::: Information provided

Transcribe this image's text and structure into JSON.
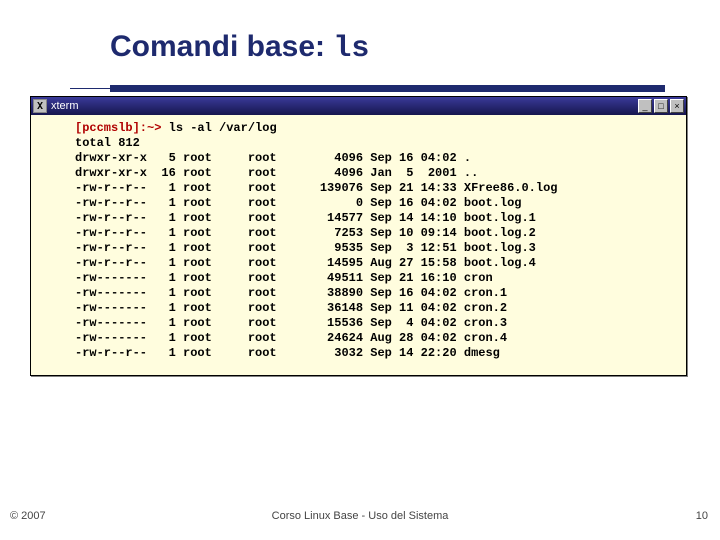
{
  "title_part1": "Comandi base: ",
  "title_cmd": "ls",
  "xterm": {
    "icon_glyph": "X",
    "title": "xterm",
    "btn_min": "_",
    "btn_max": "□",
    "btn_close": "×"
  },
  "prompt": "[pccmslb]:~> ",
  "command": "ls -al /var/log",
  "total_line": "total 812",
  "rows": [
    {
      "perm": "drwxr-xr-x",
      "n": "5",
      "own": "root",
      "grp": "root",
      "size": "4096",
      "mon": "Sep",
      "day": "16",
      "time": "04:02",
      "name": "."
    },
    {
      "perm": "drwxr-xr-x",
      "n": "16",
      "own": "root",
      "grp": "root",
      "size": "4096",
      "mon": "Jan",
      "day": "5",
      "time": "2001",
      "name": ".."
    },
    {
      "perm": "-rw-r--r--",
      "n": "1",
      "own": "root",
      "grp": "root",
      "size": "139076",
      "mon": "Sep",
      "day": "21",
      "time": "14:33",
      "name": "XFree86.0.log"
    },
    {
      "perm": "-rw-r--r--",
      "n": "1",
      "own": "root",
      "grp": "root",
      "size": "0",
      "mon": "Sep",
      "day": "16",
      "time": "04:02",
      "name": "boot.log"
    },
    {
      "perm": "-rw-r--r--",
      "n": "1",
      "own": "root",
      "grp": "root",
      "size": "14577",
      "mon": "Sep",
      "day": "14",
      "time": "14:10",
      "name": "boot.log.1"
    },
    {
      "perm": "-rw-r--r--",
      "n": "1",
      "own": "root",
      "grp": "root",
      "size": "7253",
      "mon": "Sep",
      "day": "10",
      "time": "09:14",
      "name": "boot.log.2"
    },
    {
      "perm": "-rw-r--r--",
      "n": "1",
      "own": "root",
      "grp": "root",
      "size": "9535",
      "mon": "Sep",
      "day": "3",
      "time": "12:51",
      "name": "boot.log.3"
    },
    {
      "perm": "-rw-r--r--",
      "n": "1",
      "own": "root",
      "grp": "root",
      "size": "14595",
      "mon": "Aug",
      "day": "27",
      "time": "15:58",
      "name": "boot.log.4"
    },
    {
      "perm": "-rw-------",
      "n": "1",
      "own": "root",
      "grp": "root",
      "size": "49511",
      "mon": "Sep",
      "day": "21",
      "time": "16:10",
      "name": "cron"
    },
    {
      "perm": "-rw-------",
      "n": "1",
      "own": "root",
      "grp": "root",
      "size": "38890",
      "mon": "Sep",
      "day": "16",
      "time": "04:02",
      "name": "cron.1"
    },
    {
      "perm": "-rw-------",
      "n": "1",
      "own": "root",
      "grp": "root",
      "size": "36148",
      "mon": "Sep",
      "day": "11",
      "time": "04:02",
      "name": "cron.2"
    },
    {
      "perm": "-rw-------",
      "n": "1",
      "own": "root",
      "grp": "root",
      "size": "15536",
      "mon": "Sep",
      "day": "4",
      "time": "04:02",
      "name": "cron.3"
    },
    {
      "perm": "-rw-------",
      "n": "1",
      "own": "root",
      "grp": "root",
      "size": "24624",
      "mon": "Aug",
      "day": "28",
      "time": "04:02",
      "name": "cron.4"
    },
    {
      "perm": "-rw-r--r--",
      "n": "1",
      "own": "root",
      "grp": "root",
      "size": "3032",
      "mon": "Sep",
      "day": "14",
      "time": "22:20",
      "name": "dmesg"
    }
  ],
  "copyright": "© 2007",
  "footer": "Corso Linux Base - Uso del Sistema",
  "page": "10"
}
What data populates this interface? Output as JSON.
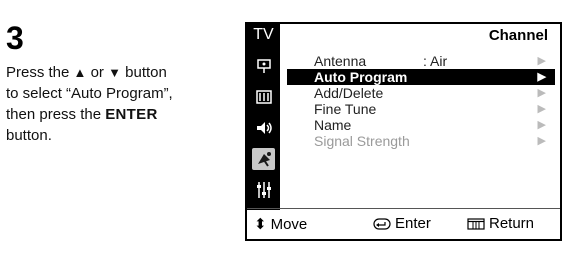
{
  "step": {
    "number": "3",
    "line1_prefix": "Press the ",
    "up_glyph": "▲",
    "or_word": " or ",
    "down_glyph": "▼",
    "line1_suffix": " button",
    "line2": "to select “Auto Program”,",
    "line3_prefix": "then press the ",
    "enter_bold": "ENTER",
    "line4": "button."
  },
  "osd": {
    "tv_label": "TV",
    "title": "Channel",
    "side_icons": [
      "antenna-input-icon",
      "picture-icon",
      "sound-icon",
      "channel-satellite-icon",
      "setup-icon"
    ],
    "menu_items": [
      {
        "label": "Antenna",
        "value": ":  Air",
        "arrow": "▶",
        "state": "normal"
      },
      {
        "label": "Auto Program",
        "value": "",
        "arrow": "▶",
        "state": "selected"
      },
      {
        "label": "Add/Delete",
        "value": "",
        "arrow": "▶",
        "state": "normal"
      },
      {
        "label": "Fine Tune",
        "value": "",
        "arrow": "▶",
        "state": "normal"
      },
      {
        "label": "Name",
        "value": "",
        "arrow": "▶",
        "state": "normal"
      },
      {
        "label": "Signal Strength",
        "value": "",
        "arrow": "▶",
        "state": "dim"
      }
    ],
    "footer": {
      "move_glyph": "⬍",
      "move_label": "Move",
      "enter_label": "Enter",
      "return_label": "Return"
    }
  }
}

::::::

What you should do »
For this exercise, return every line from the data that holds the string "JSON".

Solved exercise »
Transcribe this image's text and structure into JSON.
What data populates this interface? Output as JSON.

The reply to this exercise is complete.